It is commonplace that technologies are changing the world we live in. Roughly every two decades, Earth becomes almost a brand new place in terms of technological wonders becoming routine, and revolutionary ideas settling as solid scientific theories. However, we might not be aware of the extent to which the world is changing—not just because we constantly live within the eye of the hurricane, so to say, but also because technologies sometimes advance too fast for us to comprehend and evaluate their influence on the ways we live, think, feel, and behave. One of such technologies is virtual reality, or VR: a concept introduced by science-fiction writers and scientists quite a while ago, but is now becoming a trending technology worldwide. And, since it is obvious that VR will from now on be an inalienable part of the world, it is important to contemplate the ways in which it will affect humanity.
If we analyze the term “virtual reality,” we naturally need to understand what each of its two components mean on their own. So, according to the online Merriam-Webster dictionary, “virtual” means “very close to being something without actually being it” (Merriam-Webster.com). Specifically, this adjective is mostly applied to the environments created with the help of computers (as in video games, for example). “Reality,” in its turn, is broadly speaking about the whole three-dimensional world we live in and interact with. Considering these two definitions, it can be said that virtual reality is an artificially-created three-dimensional environment constructed with the help of computers, which people can interact with in the same way as they do with the real world, using their senses to navigate and explore it.
Computer generation can emulate situations and environments hardly possible in the real present world: visual effects we can see in movies such as “Transformers” or “Avatar” make a solid example of this statement; no need to say that emulating regular real-life situations is also possible for VR. Therefore, VR can be used to enable people perform actions without affecting the real world, which is especially useful for all kinds of training and practices. For instance, a future jet pilot can safely learn how to maintain and fly their aircraft without putting their life at risk and wasting expensive fuel. An astronaut can practice their outer space repairing skills with the help of a computer simulation, completely emulating the conditions that he/she will face in actual space. A medical student can learn how to perform surgeries or autopsies on fully interactive body models, which can appropriately respond to a student’s every action—needless to say it is much safer for learning than when a novice surgeon performs their first operation on a real patient. Therefore, one of the most obvious effects VR will have on the modern world is the enhancement of studying and training capabilities, especially for the people involved in dangerous jobs.

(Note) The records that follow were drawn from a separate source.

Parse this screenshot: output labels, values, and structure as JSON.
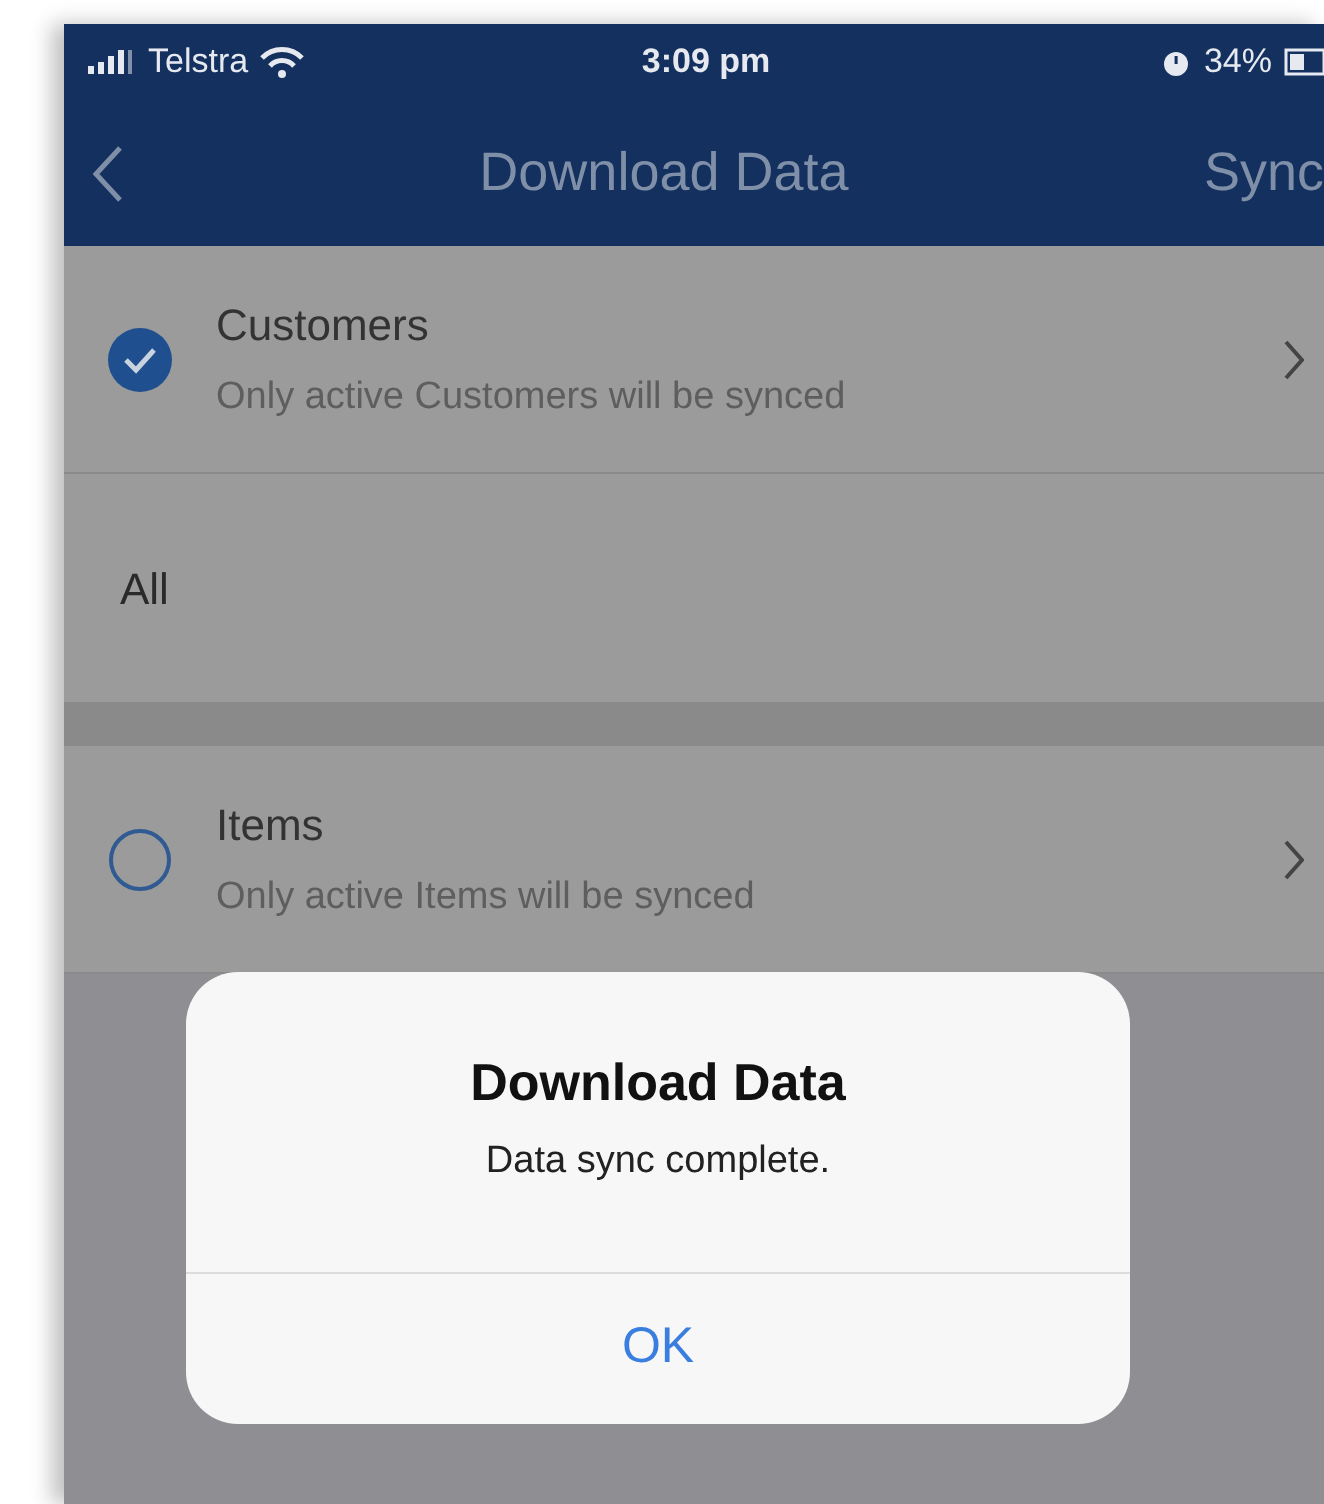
{
  "status_bar": {
    "carrier": "Telstra",
    "time": "3:09 pm",
    "battery": "34%"
  },
  "nav": {
    "title": "Download Data",
    "action": "Sync"
  },
  "rows": [
    {
      "kind": "option",
      "selected": true,
      "title": "Customers",
      "subtitle": "Only active Customers will be synced"
    },
    {
      "kind": "value",
      "label": "All"
    },
    {
      "kind": "spacer"
    },
    {
      "kind": "option",
      "selected": false,
      "title": "Items",
      "subtitle": "Only active Items will be synced"
    }
  ],
  "dialog": {
    "title": "Download Data",
    "message": "Data sync complete.",
    "button": "OK"
  }
}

VR can be great for entertainment, socialization, and art. In 2015, probably the biggest social media giant, Facebook, bought Oculus VR technology, integrating the possibilities it offers into the platform. For example, with Oculus Rift, it will soon be possible to view your friends’ photos in a 360-degree mode, which basically means you will be able to be virtually present on the events you missed, seeing them from a first-person perspective, and giving you a more immersive experience (AndroidPit). Gaming and movie industries will benefit from VR technology greatly, attracting millions of new customers annually—creating engaging and thrilling entertainment products capable of fully capturing consumers attention will benefit these industries and boost their further development.
Also, virtual reality can be a great help and relief for people with limited capabilities, especially for those who are fully or partially paralyzed, and thus have to live their lives chained to only one or few locations. It can give such people an opportunity to explore the world around them in the same way people without disabilities can do: the ability to walk, run, and perform other actions we take for granted can be a life savior for the majority of paralyzed patients, and this is probably the best opportunity VR can offer humanity at the moment (Engadget). This is not to mention that VR allows things impossible in real life, such as teleportation or Superman-like flying, all of which would also be available for such people.
As it can be seen, virtual reality is a new technology that can affect the lives of many people worldwide in a number of ways. Being an artificial, three-dimensional depiction of the real world, it grants numerous opportunities for practicing a wide range of skills that would otherwise imply great risks; jet pilots or medical students, for example, would definitely appreciate the possibilities VR grants. VR can significantly change the way people interact online, making their digital experiences for immersive and realistic—for example, Facebook has integrated Oculus technology, allowing 360-degree viewing of images, and this is just the beginning. The last but not the least is the fact that VR will allow disabled people to experience what they are deprived of: walking, running, exploring the world and travelling, and so on, so its value in these terms is difficult to underestimate.
- “Virtual.” Merriam-Webster. Merriam-Webster, n.d. Web. 20 Sept. 2016.
- Evans, Clare. “How Will Virtual Reality Change Our Lives?” Engadget. N.p., n.d. Web. 20 Sept. 2016.
- Schmidt, Cory. “Here’s How VR Could Change Our Social Lives.” AndroidPIT. N.p., n.d. Web. 20 Sept. 2016.